● YOUR TASK:
Exactly as written, retype all of the records that come next.
╔══
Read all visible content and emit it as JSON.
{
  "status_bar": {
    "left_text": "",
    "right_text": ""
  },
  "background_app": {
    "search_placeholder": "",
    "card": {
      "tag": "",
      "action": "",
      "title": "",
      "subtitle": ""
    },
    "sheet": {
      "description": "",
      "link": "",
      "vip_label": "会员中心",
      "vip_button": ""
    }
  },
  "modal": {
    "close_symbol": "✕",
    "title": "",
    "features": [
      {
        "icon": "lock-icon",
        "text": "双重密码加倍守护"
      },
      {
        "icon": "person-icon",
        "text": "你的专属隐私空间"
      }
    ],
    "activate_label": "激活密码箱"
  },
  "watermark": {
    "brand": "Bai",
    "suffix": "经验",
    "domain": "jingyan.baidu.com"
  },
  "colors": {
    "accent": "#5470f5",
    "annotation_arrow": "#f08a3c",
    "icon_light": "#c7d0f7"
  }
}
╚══
● TASK SOLUTION:
Read all visible content and emit it as JSON.
{
  "status_bar": {
    "left_text": "",
    "right_text": ""
  },
  "background_app": {
    "search_placeholder": "",
    "card": {
      "tag": "",
      "action": "",
      "title": "",
      "subtitle": ""
    },
    "sheet": {
      "description": "",
      "link": "",
      "vip_label": "会员中心",
      "vip_button": ""
    }
  },
  "modal": {
    "close_symbol": "✕",
    "title": "",
    "features": [
      {
        "icon": "lock-icon",
        "text": "双重密码加倍守护"
      },
      {
        "icon": "person-icon",
        "text": "你的专属隐私空间"
      }
    ],
    "activate_label": "激活密码箱"
  },
  "watermark": {
    "brand": "Bai",
    "suffix": "经验",
    "domain": "jingyan.baidu.com"
  },
  "colors": {
    "accent": "#5470f5",
    "annotation_arrow": "#f08a3c",
    "icon_light": "#c7d0f7"
  }
}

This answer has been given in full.